* [EXERCISE] Copy each line of the records below that mentions the word "usmc".

* [RECORDS PROVIDED]

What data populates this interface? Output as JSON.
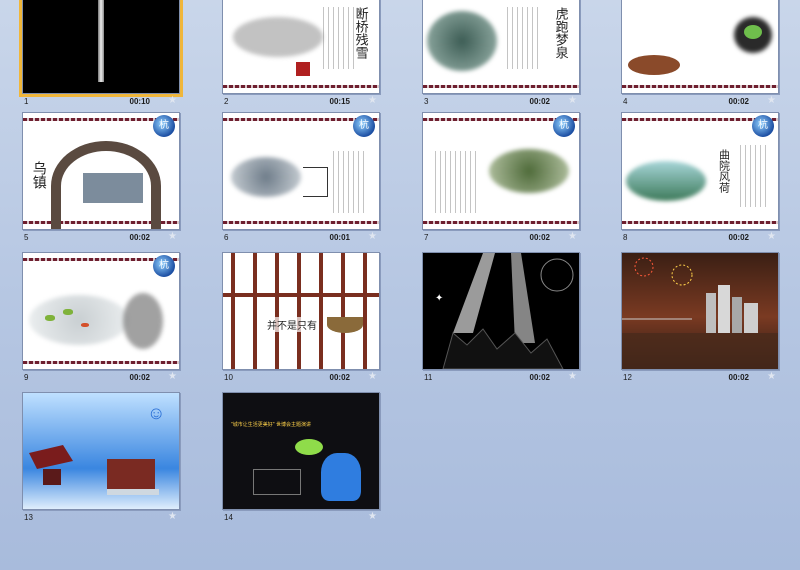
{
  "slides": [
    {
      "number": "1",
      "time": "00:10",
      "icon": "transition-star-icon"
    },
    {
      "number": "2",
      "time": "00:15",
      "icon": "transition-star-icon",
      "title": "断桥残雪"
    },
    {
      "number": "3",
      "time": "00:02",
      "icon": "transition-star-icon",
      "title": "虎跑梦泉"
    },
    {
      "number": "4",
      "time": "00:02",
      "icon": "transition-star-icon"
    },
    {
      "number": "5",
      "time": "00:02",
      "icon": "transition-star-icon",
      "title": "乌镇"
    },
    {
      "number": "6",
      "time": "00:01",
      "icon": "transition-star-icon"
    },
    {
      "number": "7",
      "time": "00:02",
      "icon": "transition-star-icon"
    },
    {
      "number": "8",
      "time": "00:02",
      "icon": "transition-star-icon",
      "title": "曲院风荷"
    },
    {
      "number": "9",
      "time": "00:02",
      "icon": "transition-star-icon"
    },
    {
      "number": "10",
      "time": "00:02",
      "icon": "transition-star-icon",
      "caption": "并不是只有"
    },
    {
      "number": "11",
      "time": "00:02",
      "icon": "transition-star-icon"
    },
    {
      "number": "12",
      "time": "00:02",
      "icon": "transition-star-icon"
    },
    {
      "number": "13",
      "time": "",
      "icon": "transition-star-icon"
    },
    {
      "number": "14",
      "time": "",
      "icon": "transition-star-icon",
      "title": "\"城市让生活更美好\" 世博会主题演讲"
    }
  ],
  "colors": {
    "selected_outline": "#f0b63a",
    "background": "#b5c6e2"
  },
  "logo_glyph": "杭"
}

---

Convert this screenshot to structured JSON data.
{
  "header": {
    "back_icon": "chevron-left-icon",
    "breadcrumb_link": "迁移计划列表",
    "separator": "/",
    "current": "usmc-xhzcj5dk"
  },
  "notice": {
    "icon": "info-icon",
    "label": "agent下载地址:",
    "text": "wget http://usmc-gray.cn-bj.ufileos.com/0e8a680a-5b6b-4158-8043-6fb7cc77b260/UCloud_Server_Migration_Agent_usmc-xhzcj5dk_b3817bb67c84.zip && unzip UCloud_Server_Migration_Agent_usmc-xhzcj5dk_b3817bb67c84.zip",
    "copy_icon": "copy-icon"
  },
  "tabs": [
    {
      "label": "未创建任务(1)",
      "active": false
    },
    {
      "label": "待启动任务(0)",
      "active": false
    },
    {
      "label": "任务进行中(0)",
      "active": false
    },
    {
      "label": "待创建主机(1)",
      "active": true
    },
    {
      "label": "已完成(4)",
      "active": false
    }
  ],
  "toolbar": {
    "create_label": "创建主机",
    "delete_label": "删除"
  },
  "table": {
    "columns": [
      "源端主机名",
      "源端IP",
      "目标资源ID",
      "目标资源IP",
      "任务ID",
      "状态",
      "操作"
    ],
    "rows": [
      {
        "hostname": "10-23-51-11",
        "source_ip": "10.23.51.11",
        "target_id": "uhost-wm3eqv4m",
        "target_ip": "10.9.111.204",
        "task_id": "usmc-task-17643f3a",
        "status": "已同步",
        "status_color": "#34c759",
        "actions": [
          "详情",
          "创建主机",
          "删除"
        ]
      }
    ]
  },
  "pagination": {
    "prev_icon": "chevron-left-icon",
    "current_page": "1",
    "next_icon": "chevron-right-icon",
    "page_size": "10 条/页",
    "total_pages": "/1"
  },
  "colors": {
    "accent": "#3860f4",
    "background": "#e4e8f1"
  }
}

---

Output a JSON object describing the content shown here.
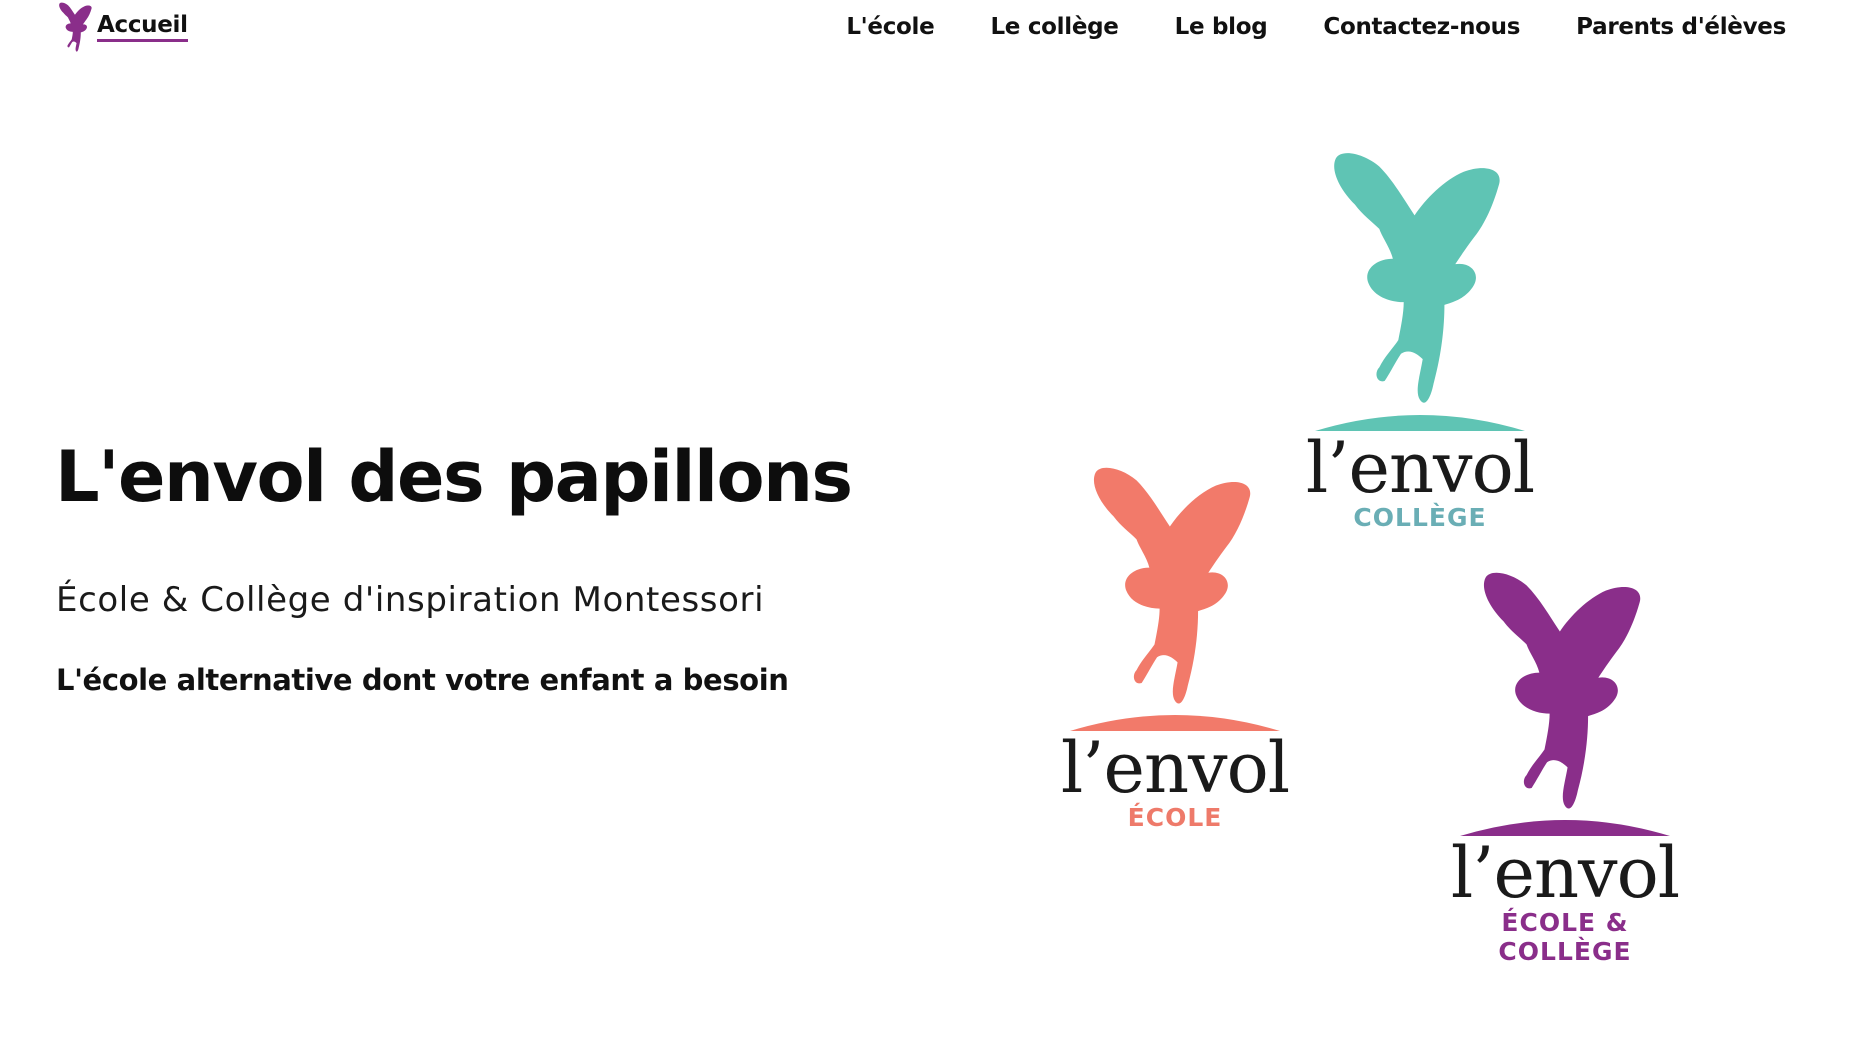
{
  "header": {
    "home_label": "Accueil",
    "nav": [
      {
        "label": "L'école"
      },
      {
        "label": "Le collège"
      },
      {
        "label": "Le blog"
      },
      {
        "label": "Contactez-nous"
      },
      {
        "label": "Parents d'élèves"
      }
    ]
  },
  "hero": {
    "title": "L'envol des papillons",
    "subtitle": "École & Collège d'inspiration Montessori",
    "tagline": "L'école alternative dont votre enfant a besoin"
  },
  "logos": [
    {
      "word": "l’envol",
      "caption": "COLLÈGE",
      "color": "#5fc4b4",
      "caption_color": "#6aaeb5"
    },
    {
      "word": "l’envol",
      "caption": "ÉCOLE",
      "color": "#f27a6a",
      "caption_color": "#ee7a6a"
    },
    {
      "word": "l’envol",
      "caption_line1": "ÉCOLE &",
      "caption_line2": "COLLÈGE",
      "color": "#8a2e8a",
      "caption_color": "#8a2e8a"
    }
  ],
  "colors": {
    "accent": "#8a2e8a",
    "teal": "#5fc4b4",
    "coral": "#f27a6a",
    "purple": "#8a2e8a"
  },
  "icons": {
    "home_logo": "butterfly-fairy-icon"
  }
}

* [RESULT FOR THIS TASK]
    "current": "usmc-xhzcj5dk"
    "text": "wget http://usmc-gray.cn-bj.ufileos.com/0e8a680a-5b6b-4158-8043-6fb7cc77b260/UCloud_Server_Migration_Agent_usmc-xhzcj5dk_b3817bb67c84.zip && unzip UCloud_Server_Migration_Agent_usmc-xhzcj5dk_b3817bb67c84.zip",
        "task_id": "usmc-task-17643f3a",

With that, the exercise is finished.